Start of Block

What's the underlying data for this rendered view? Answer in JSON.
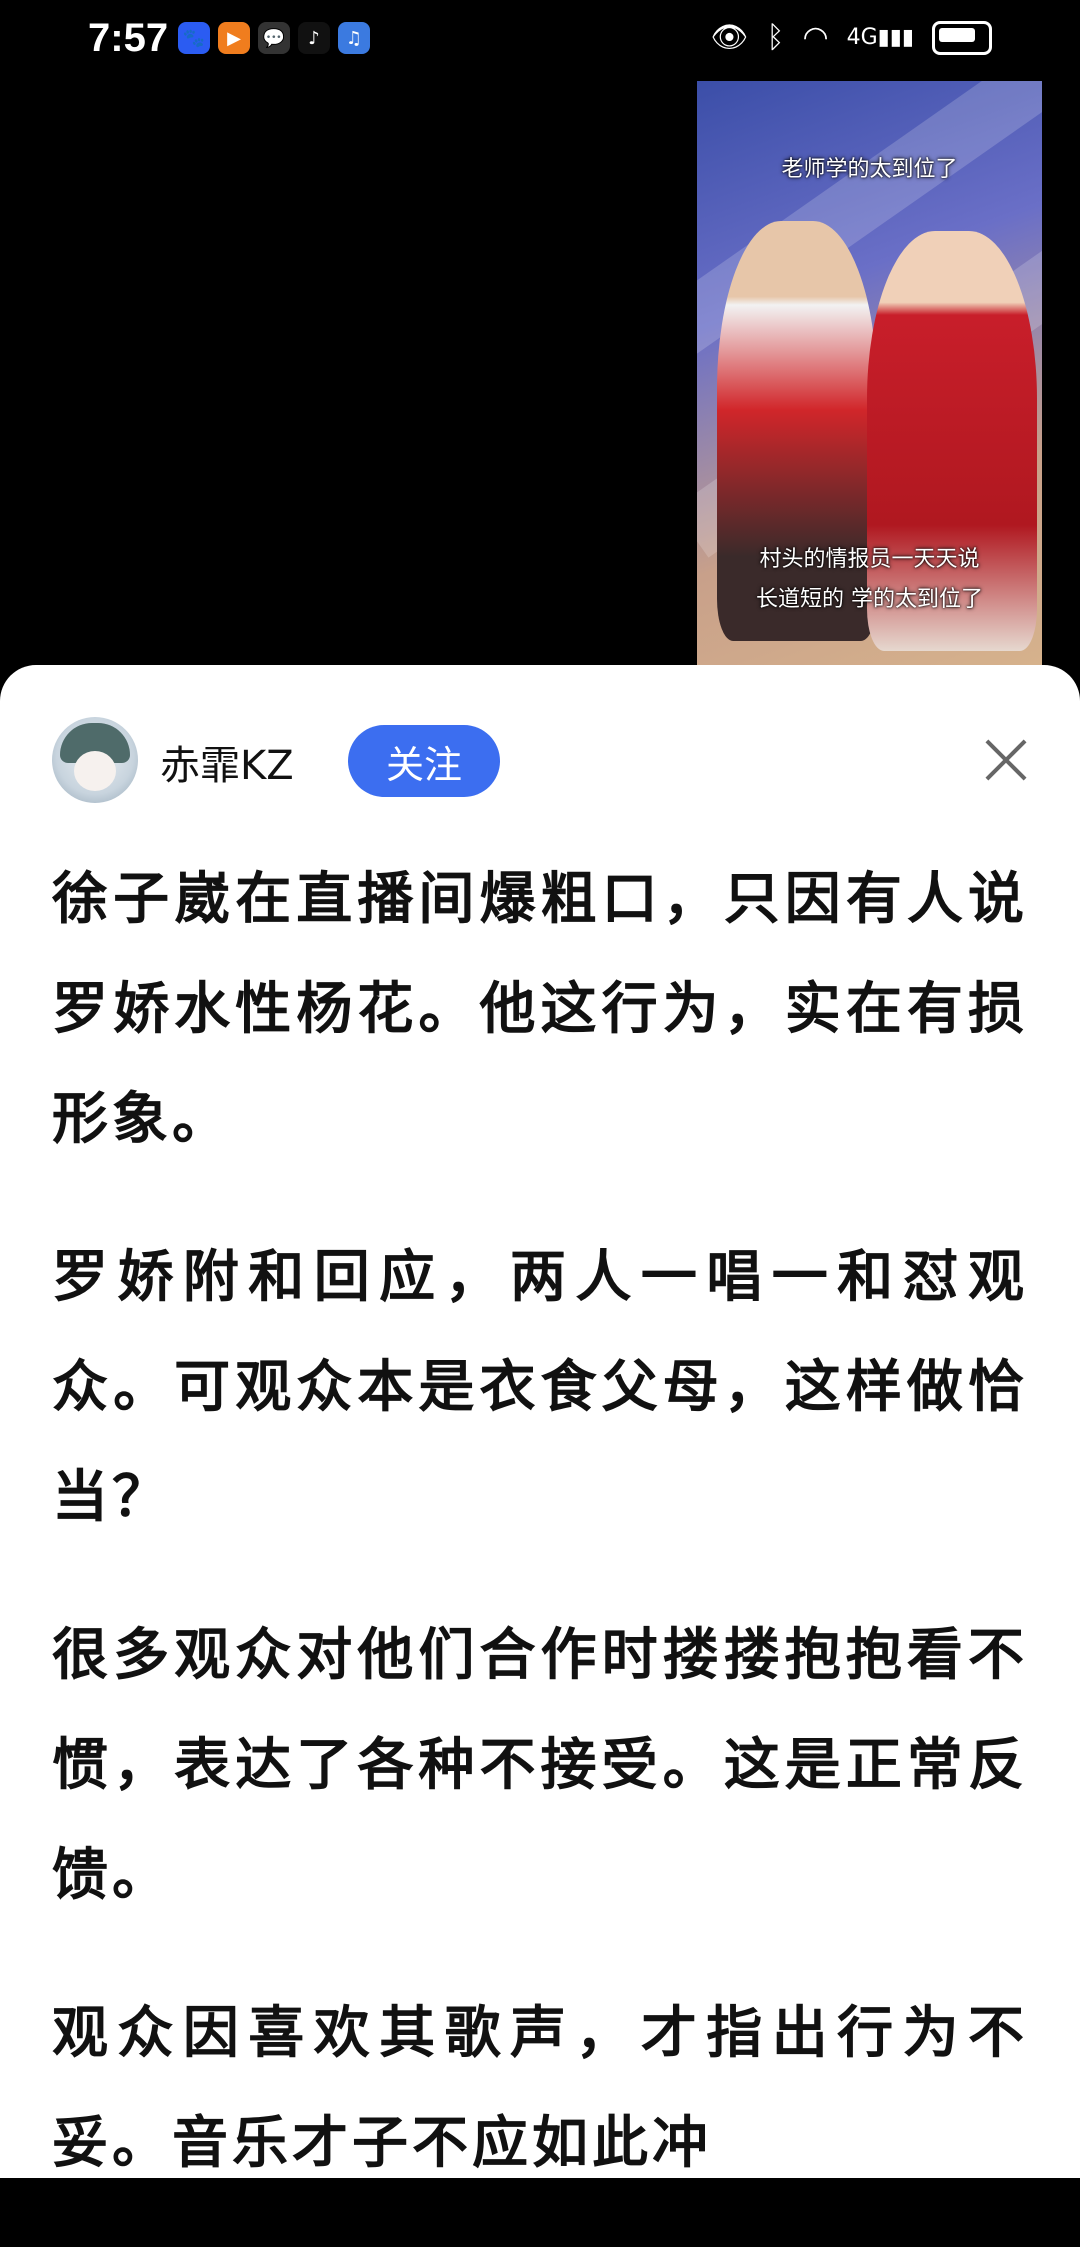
{
  "status_bar": {
    "time": "7:57",
    "app_icons": [
      "baidu-icon",
      "video-icon",
      "wechat-icon",
      "tiktok-icon",
      "music-icon"
    ],
    "network_label": "4G"
  },
  "video": {
    "caption_top": "老师学的太到位了",
    "caption_line1": "村头的情报员一天天说",
    "caption_line2": "长道短的 学的太到位了"
  },
  "author": {
    "name": "赤霏KZ",
    "follow_label": "关注"
  },
  "article": {
    "paragraphs": [
      "徐子崴在直播间爆粗口，只因有人说罗娇水性杨花。他这行为，实在有损形象。",
      "罗娇附和回应，两人一唱一和怼观众。可观众本是衣食父母，这样做恰当？",
      "很多观众对他们合作时搂搂抱抱看不惯，表达了各种不接受。这是正常反馈。",
      "观众因喜欢其歌声，才指出行为不妥。音乐才子不应如此冲"
    ]
  },
  "colors": {
    "accent": "#3c6ef0",
    "background_top": "#000000",
    "sheet": "#ffffff"
  }
}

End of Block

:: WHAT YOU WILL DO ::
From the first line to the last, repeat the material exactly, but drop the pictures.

:: ANSWER TO THIS EXERCISE ::
What's the underlying data for this rendered view? Answer in JSON.
{
  "status_bar": {
    "time": "7:57",
    "app_icons": [
      "baidu-icon",
      "video-icon",
      "wechat-icon",
      "tiktok-icon",
      "music-icon"
    ],
    "network_label": "4G"
  },
  "video": {
    "caption_top": "老师学的太到位了",
    "caption_line1": "村头的情报员一天天说",
    "caption_line2": "长道短的 学的太到位了"
  },
  "author": {
    "name": "赤霏KZ",
    "follow_label": "关注"
  },
  "article": {
    "paragraphs": [
      "徐子崴在直播间爆粗口，只因有人说罗娇水性杨花。他这行为，实在有损形象。",
      "罗娇附和回应，两人一唱一和怼观众。可观众本是衣食父母，这样做恰当？",
      "很多观众对他们合作时搂搂抱抱看不惯，表达了各种不接受。这是正常反馈。",
      "观众因喜欢其歌声，才指出行为不妥。音乐才子不应如此冲"
    ]
  },
  "colors": {
    "accent": "#3c6ef0",
    "background_top": "#000000",
    "sheet": "#ffffff"
  }
}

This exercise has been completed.